• _DATA EXTRACTS_:
>>>>

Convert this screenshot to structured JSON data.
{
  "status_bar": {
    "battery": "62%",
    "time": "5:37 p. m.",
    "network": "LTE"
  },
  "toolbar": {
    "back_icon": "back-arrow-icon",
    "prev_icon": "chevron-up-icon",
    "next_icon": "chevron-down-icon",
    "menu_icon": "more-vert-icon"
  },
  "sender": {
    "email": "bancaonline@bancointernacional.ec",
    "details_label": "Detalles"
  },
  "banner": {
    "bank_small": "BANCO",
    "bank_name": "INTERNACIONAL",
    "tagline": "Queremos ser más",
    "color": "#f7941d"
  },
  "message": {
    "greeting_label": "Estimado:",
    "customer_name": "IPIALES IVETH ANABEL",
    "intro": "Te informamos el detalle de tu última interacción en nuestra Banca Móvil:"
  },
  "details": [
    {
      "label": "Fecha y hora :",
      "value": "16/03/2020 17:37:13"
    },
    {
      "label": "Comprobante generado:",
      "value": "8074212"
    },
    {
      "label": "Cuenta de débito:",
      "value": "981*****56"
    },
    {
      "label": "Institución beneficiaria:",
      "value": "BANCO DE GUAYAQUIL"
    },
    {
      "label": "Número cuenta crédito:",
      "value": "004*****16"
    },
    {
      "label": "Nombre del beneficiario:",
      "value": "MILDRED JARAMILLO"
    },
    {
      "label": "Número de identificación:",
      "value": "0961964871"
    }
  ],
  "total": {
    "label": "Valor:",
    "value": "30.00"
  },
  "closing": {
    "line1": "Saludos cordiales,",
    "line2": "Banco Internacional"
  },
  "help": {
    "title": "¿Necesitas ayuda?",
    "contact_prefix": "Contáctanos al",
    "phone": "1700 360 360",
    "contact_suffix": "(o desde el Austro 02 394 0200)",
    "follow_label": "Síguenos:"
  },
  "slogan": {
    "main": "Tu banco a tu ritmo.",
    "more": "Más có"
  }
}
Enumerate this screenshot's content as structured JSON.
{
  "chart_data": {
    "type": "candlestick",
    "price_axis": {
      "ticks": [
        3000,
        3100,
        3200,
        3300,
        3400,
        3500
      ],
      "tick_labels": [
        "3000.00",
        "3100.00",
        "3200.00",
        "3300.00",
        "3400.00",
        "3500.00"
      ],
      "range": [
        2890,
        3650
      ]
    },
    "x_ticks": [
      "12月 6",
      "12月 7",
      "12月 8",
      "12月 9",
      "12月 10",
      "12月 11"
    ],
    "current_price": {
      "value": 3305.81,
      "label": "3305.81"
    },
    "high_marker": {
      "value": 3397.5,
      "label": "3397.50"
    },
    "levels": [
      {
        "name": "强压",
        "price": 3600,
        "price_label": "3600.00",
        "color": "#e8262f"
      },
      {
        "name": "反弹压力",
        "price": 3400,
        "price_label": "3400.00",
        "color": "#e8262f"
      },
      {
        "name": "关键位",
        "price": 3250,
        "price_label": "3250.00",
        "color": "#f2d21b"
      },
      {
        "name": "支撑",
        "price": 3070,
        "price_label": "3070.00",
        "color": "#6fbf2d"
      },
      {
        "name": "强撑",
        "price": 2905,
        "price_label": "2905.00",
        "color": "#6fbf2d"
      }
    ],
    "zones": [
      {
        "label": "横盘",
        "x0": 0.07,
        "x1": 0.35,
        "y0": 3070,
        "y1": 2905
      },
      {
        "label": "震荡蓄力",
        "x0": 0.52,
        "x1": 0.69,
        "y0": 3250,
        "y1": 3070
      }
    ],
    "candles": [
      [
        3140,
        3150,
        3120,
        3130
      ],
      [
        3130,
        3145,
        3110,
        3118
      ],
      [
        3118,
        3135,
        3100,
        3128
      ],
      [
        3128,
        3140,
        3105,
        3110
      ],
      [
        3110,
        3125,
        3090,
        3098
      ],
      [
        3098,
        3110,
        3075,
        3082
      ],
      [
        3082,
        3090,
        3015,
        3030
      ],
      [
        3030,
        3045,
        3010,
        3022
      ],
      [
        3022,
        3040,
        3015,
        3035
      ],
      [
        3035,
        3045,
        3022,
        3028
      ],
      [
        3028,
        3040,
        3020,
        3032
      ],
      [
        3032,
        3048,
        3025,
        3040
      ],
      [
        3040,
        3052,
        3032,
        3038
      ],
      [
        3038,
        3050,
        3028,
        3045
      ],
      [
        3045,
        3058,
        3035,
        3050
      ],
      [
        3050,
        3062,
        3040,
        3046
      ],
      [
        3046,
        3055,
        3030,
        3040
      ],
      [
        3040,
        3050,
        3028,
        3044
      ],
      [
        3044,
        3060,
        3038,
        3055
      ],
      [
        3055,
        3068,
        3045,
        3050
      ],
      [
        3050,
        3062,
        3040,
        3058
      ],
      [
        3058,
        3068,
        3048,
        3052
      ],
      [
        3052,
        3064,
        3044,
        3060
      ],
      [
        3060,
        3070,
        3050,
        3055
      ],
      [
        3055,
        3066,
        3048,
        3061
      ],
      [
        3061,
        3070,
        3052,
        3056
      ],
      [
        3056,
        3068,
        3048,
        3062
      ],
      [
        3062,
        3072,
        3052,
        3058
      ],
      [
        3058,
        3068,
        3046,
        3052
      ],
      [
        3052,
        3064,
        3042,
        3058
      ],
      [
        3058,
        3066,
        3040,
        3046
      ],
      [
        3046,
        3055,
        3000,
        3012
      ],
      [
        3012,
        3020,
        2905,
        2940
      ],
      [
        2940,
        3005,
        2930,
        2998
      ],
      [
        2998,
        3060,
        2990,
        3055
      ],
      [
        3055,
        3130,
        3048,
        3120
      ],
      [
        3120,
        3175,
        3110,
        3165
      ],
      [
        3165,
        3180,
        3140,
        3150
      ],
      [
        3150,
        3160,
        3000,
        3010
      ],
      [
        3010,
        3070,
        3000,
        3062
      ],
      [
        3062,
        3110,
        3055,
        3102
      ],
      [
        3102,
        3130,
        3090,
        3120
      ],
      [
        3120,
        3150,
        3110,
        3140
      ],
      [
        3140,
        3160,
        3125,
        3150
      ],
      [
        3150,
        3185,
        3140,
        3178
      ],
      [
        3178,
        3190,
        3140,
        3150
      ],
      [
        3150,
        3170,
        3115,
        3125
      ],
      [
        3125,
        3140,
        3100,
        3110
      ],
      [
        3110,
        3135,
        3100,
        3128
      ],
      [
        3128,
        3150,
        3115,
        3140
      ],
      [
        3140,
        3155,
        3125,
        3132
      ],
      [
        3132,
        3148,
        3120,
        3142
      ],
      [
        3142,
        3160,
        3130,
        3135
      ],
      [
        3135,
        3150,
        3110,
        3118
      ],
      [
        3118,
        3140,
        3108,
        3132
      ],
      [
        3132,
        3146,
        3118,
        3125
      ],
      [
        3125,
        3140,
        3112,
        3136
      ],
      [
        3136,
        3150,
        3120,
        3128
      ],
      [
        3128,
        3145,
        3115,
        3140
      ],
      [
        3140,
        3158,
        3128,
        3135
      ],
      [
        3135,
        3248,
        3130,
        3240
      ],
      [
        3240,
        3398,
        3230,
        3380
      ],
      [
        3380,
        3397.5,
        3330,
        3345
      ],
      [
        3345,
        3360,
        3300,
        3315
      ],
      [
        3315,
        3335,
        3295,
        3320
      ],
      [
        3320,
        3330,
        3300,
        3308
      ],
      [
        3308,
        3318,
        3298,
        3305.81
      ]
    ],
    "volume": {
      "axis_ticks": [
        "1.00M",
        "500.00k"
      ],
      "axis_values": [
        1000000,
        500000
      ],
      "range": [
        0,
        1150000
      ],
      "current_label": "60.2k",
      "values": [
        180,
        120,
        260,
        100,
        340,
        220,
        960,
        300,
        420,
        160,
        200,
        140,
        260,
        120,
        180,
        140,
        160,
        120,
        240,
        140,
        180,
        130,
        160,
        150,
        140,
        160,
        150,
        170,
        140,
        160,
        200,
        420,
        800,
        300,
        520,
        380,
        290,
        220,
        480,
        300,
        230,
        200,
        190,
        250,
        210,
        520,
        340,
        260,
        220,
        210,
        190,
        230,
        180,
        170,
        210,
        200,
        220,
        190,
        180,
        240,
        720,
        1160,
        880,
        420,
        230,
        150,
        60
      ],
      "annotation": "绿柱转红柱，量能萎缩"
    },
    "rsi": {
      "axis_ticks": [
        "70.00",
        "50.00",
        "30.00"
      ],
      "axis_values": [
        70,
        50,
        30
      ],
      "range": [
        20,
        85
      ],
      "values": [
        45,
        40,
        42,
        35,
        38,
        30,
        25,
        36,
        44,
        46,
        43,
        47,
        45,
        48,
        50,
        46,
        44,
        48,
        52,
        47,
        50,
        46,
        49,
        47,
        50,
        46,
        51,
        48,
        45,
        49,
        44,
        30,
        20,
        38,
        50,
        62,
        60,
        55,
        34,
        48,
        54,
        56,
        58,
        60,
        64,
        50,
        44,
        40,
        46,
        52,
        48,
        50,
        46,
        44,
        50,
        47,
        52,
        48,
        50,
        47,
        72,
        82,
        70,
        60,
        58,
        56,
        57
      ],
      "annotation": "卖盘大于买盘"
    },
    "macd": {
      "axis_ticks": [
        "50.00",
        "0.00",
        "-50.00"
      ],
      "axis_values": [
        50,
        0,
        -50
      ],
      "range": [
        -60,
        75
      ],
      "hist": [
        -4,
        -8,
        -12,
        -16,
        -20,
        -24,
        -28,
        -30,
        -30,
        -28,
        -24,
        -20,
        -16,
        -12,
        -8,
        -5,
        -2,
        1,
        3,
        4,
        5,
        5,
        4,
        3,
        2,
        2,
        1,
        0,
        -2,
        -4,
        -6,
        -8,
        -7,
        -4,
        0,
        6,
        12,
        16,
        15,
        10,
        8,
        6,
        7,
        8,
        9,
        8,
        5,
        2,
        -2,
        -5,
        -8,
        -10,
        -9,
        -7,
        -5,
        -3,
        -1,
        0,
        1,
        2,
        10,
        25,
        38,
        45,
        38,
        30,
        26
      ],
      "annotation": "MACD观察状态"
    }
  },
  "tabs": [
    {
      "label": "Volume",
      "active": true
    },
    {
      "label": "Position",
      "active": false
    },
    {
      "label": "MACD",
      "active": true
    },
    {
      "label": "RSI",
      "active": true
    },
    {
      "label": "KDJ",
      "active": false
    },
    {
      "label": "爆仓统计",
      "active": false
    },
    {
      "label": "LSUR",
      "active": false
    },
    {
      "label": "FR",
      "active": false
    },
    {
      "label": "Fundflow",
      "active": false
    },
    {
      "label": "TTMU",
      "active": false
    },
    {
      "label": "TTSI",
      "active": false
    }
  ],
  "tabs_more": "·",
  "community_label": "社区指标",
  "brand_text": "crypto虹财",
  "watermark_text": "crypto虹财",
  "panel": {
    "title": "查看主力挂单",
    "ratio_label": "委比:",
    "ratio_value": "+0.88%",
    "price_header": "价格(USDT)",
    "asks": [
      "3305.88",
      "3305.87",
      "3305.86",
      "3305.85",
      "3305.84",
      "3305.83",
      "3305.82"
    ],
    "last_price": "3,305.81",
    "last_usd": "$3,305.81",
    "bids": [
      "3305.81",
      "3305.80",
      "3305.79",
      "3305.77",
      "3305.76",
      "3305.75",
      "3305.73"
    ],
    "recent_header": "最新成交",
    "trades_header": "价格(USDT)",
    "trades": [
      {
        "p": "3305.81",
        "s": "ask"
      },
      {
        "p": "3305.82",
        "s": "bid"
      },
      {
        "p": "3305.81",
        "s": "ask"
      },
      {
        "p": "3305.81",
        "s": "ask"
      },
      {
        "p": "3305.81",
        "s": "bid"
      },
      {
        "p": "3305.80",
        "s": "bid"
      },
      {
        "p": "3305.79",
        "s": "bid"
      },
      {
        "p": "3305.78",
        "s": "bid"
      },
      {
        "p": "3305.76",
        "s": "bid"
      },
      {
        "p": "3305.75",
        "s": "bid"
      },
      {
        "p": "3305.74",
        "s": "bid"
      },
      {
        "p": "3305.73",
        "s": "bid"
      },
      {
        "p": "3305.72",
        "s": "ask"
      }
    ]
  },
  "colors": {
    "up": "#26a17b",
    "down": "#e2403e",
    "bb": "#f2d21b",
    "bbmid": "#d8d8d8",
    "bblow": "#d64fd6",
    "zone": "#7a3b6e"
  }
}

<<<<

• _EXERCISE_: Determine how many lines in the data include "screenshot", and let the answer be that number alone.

• _RESPONSE_: 2